Sarah Blackwood is the ice-cool electro pop chanteuse of Dubstar, Salford/London coffee table purveyors of bitterweet lyrics and ear-wormy tunes. Bravely upholding the femme-pop vanguard against the ground forces of Britpop at the time, Blackwood became a combination of indie poster-girl and Bridget Jones alike Starbucks idol.
So strange and otherworldly to see Ms Blackwood land in Istanbul’s oldest club – albeit founded in 1994 – Roxy, in the cities’ fashionable Cihangir district. Ably assisted by Candian Robert Smith/Andrew VanWyngarden lookalike Oliver on acoustic guitar, the perfectly toned and poised Blackwood provides perfect ying to the guitarist’s tousled yang.
Billy Bragg’s ode to Thatcherism as failed-relationship ‘St Swithins Day’ sits by The Rolling Stones ‘Under My Thumb’ and Bob Dylan’s ‘Blowin’ In The Wind’, and alongside Blackwood’s soft northern accent, sound like the judgement of the quietly righteous. It’s as if the sardonic techno-pop queen once astride a heap of muscled, male, discarded dancers has descended from the mountain into the village throng; to bring the iceberg to the drowners.

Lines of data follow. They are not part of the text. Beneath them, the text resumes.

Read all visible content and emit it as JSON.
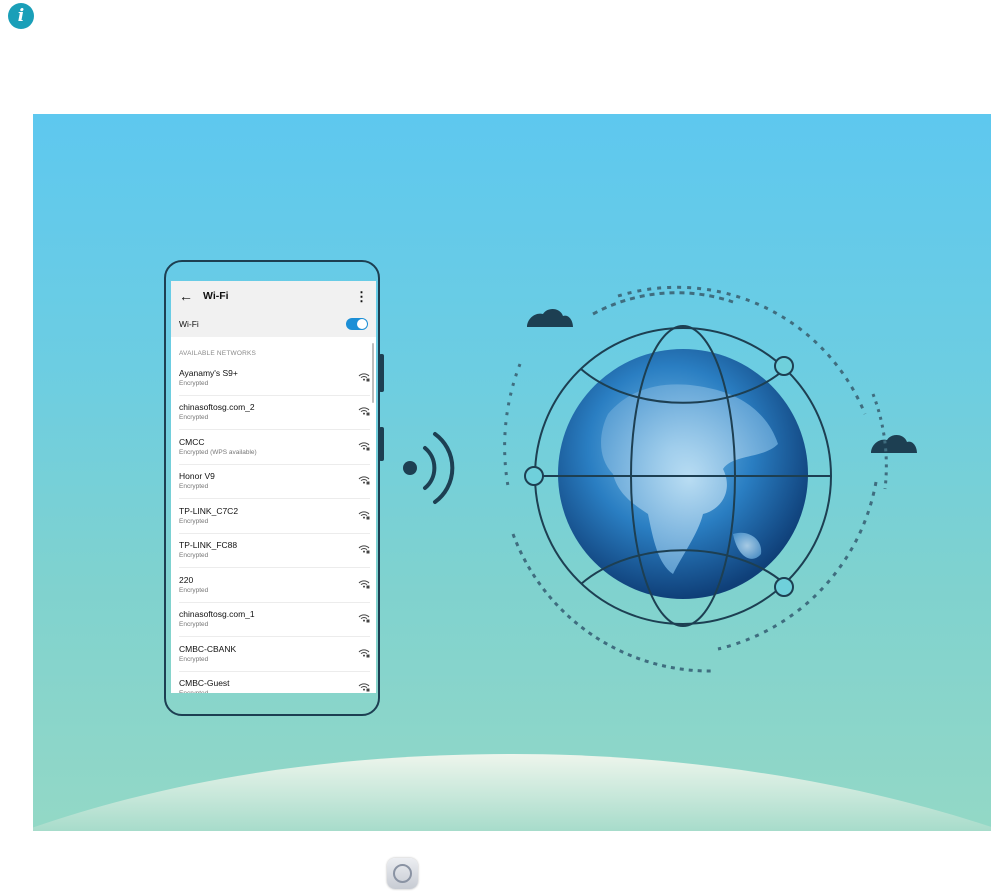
{
  "info": {
    "icon": "info-icon"
  },
  "phone": {
    "app_bar": {
      "back_icon": "arrow-left-icon",
      "title": "Wi-Fi",
      "more_icon": "more-vertical-icon"
    },
    "wifi_toggle": {
      "label": "Wi-Fi",
      "on": true
    },
    "section_header": "AVAILABLE NETWORKS",
    "networks": [
      {
        "name": "Ayanamy's S9+",
        "status": "Encrypted"
      },
      {
        "name": "chinasoftosg.com_2",
        "status": "Encrypted"
      },
      {
        "name": "CMCC",
        "status": "Encrypted (WPS available)"
      },
      {
        "name": "Honor V9",
        "status": "Encrypted"
      },
      {
        "name": "TP-LINK_C7C2",
        "status": "Encrypted"
      },
      {
        "name": "TP-LINK_FC88",
        "status": "Encrypted"
      },
      {
        "name": "220",
        "status": "Encrypted"
      },
      {
        "name": "chinasoftosg.com_1",
        "status": "Encrypted"
      },
      {
        "name": "CMBC-CBANK",
        "status": "Encrypted"
      },
      {
        "name": "CMBC-Guest",
        "status": "Encrypted"
      }
    ]
  },
  "illustration": {
    "icons": [
      "wifi-signal-icon",
      "globe-icon",
      "cloud-icon"
    ],
    "colors": {
      "sky_top": "#5ec8ef",
      "sky_bottom": "#93d8c6",
      "line": "#1d3f52",
      "toggle": "#1c8fd6"
    }
  },
  "bottom_icon": "settings-app-icon"
}
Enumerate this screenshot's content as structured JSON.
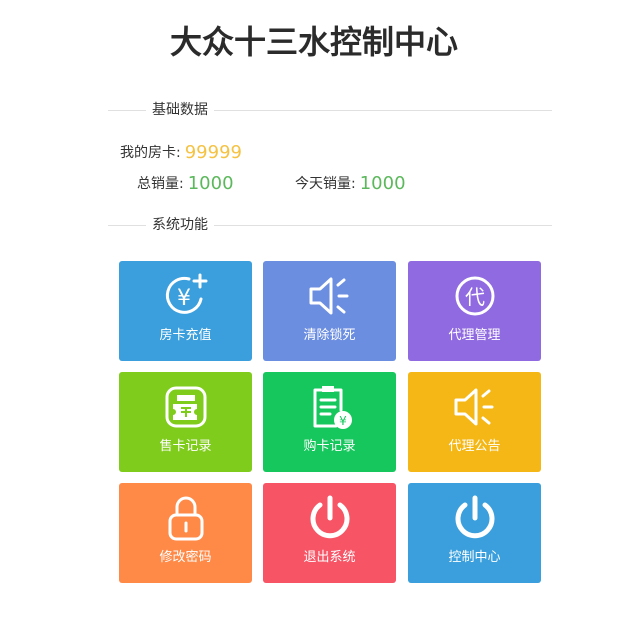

In person Sarah Blackwood is a humble, gracious, sensitive, and sweet true lady – a woman of legendary status, maturing in the classiest of styles. Blackwood winked at Istanbul from the wall of the club, and Istanbul yielded, one more time…